Blinken's visit will help revive ties, but Washington must push for a lasting peace process

U.S. Secretary of State Antony Blinken speaks with Palestinian President Mahmoud Abbas, in West Bank city of Ramallah, May 25, 2021. Alex Brandon/Pool via REUTERS

US Secretary of State Antony Blinken is in the Middle East to bolster last week's ceasefire that ended an 11-day war between Israel and Hamas. At the start of his visit, Mr Blinken gave a boost to the revival of US-Palestine ties, and as he continues his travels, he will strengthen co-ordination efforts with Washington's regional allies to rebuild the devastated Palestinian territory of Gaza.

Since arriving on Monday, America's top diplomat has held meetings with Israeli Prime Minister Benjamin Netanyahu and Palestinian Authority President Mahmoud Abbas. He has also met President Abdel Fattah El Sisi of Egypt, whose government led the efforts to mediate an end to the war, and is due to visit King Abdullah in Jordan.

Mr Blinken’s talks with Mr Abbas and Palestinian Prime Minister Mohammad Shtayyeh are an important development.

Relations between Washington and Ramallah have been frayed in recent years, particularly since the previous Trump administration's controversial decision to move the US embassy in Israel from Tel Aviv to Jerusalem in 2018 – thereby effectively recognising the latter as that country's capital. The move raised great concerns among Palestinians and all those who believe in a two-state solution, as East Jerusalem is to be the capital of any future Palestinian state.

After "years of neglect" of the Palestinian people, as President Joe Biden described it, the US is now appearing to make amends, by pledging $75 million in  development and economic aidIt will give another $32m to UNRWA,the UN agency for Palestinian refugees.

That Washington has renewed its ties with the PA is significant, also because it does not see Hamas, the militant group that runs Gaza, as part of the solution. Speaking to The National, Philippe Lazzarini, the head of UNRWA, highlighted in detail the challenges of working with Gaza's residents who are not only homeless but, in many cases, possibly suffering from mental health issues – all during a time of pandemic.

Even as the dust settles over the city's ruins, much-needed UN-led relief operations are already under way. That and the Biden administration's renewed engagement with the Palestinian people and its Arab partners, after months of appearing to withdraw from the region, are significant developments.

However, Washington needs to do more – starting by bringing Palestine and Israel back to the negotiating table with the purpose of creating a viable Palestinian state that would, once and for all, bring peace to both peoples.

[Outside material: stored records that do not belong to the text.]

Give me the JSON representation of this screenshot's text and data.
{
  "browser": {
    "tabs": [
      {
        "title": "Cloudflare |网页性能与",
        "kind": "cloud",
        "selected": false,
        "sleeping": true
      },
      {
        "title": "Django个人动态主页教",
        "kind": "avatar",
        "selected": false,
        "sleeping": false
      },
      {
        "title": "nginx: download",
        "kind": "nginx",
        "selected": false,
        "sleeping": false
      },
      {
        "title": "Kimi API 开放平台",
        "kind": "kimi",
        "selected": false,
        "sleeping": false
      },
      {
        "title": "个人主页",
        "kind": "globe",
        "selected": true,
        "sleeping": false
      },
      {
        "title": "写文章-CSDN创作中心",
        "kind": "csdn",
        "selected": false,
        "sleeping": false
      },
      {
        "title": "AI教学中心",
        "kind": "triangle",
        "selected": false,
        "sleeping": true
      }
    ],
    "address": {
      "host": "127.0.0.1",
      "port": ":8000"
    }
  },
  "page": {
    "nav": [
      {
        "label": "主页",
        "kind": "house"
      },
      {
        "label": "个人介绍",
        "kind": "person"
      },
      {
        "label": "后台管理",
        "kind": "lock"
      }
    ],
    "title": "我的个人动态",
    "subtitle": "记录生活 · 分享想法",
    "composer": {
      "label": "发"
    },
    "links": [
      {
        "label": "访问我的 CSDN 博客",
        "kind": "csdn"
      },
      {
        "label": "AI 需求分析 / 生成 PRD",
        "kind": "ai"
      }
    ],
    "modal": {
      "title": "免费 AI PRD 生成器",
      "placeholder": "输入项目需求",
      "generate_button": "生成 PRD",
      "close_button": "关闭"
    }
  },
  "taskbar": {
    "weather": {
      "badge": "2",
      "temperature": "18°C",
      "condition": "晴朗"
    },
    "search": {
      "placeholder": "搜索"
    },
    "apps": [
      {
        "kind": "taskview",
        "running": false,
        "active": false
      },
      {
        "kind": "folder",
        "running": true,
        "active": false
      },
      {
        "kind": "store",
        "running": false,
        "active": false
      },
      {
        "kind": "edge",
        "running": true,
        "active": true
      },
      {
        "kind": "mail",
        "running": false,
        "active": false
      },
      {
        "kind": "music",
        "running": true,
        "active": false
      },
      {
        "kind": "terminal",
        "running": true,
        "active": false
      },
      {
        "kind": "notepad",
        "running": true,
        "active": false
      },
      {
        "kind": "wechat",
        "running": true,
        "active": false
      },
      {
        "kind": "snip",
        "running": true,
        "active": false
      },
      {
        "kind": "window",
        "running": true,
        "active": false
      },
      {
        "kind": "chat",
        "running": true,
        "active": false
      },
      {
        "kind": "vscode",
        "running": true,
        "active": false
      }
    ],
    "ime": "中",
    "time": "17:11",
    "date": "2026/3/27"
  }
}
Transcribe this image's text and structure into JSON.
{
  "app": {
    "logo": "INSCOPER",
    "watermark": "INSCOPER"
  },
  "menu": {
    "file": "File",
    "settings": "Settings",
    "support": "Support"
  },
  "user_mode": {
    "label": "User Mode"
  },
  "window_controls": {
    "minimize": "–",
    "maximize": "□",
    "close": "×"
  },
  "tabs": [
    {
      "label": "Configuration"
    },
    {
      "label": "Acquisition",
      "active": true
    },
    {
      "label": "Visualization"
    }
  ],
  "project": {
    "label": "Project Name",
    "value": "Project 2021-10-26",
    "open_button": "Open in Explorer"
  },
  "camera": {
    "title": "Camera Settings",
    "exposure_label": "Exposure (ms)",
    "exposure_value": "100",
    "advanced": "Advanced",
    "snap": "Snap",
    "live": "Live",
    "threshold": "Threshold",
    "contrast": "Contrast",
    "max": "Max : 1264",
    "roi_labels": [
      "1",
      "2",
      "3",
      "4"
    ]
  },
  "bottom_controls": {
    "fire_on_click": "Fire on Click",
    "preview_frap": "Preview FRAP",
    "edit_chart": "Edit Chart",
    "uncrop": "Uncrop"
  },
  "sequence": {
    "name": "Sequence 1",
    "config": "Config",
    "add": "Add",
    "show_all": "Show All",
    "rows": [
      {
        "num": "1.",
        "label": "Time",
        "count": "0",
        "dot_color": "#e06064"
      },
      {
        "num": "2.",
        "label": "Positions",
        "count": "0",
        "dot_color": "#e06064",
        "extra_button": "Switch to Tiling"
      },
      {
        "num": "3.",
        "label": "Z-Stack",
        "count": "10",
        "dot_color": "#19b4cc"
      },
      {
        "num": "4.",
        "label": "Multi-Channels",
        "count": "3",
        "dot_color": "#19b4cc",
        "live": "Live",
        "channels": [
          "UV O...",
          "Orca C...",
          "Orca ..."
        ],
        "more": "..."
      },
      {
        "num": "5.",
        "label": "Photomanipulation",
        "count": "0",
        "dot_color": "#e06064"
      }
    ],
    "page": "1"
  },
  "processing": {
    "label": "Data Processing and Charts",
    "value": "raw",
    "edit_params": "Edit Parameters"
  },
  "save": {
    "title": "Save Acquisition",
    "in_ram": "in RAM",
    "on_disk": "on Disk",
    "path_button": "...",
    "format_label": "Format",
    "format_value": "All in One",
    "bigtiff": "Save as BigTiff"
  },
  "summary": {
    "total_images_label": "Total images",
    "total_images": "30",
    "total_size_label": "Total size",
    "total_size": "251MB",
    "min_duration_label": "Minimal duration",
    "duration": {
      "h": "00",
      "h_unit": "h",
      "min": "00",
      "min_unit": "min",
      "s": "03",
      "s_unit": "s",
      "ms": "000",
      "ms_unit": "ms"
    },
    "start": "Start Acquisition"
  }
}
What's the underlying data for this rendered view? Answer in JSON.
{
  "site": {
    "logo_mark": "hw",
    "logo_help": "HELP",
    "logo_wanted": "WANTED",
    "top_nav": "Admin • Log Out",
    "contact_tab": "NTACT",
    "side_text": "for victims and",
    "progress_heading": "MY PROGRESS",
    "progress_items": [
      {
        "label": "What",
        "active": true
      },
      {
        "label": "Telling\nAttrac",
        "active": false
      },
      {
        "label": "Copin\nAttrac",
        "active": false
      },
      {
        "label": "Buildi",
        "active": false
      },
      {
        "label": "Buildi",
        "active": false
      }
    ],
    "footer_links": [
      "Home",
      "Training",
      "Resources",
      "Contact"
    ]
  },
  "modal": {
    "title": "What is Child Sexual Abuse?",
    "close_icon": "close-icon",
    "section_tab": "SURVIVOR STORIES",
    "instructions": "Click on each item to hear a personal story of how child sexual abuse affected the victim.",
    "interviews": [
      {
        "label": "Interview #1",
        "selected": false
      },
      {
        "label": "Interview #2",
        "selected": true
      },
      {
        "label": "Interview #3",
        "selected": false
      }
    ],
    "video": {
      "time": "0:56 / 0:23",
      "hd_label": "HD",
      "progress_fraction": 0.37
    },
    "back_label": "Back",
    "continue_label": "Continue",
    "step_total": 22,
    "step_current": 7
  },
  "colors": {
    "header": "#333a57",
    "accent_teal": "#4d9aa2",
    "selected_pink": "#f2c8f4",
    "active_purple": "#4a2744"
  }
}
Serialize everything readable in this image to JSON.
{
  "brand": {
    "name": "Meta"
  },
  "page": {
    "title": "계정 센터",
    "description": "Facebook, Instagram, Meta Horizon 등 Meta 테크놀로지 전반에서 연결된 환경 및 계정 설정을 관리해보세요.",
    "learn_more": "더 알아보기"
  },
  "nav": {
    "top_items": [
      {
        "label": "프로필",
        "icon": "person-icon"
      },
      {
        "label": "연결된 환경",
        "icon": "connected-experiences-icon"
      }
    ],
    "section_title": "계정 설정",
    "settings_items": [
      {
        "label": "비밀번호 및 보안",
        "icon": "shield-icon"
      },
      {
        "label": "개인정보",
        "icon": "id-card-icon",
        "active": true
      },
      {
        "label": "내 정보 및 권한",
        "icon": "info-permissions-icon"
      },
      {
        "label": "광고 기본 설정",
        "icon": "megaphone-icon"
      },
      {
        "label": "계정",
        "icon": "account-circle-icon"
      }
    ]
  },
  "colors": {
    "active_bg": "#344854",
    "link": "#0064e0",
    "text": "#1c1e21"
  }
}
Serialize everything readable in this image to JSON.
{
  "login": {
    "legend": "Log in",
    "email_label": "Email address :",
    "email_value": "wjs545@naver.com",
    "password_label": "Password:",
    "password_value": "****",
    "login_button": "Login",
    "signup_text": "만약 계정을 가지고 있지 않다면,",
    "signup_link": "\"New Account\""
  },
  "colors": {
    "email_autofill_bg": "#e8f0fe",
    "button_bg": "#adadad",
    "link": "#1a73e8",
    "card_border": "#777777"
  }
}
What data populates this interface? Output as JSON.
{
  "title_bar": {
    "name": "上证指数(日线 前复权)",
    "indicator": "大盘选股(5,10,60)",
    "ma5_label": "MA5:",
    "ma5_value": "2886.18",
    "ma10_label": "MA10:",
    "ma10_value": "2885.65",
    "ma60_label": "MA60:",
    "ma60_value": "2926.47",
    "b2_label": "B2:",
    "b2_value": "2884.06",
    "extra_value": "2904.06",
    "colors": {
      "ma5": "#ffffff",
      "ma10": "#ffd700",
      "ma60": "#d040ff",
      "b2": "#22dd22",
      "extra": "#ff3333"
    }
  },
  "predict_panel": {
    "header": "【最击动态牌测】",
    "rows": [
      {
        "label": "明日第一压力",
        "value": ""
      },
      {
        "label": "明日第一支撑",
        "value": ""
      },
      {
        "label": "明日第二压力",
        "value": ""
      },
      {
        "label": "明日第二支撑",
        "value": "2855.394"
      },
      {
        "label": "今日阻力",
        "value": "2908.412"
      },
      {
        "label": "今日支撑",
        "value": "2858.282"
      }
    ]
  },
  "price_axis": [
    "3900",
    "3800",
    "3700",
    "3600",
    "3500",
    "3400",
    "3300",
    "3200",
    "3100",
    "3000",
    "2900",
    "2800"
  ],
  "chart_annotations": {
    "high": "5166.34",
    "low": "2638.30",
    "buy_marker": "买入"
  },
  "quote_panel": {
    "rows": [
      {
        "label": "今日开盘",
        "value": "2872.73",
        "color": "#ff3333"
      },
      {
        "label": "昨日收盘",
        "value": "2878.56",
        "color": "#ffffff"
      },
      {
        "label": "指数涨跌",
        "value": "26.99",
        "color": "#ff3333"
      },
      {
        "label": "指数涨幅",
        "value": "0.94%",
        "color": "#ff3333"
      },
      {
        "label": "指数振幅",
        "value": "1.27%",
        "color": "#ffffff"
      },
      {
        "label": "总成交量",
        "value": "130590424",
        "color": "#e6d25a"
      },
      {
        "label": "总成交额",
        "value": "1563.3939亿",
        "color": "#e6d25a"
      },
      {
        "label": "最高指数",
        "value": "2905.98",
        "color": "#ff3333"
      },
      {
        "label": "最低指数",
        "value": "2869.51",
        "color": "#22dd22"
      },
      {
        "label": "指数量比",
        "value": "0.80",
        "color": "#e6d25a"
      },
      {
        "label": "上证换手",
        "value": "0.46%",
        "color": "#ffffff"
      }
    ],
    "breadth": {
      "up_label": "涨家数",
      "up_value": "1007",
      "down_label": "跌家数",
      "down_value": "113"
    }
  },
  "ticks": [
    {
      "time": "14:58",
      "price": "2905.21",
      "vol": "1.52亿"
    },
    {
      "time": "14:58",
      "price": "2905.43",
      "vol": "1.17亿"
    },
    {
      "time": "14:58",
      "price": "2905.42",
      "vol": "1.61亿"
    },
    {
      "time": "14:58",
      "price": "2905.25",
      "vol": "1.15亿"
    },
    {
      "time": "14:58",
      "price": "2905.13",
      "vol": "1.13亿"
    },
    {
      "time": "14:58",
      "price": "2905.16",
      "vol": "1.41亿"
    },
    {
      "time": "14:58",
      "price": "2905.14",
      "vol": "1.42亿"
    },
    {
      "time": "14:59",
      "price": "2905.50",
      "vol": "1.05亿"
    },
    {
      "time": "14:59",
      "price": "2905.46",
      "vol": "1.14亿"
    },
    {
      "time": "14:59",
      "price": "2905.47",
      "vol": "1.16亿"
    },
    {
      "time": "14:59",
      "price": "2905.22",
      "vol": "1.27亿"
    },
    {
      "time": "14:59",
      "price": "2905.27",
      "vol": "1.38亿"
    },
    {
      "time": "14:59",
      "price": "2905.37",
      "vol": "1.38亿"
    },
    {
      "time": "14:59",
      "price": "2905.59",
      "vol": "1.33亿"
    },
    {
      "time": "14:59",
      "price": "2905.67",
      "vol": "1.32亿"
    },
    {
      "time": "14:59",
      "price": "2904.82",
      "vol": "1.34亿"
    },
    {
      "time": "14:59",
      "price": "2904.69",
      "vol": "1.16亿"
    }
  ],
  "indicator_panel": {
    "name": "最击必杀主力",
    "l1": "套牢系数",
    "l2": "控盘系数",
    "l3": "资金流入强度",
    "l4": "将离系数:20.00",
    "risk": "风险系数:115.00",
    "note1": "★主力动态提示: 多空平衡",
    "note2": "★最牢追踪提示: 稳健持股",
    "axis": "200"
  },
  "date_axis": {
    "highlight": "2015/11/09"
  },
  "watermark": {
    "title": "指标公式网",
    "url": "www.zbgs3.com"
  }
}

This cycle of conflict alone has claimed the lives of at least 250 Palestinians, including 66 children, and those of 10 Israelis, including one child.

The status quo is simply unacceptable, and as Mr Lazzarini warned, “providing humanitarian assistance will not be enough to prevent a new cycle of violence in Gaza”. One hopes that Mr Blinken’s visit marks the first step towards securing lasting peace, rather than sticking yet another Band-Aid on a wound that has festered for decades.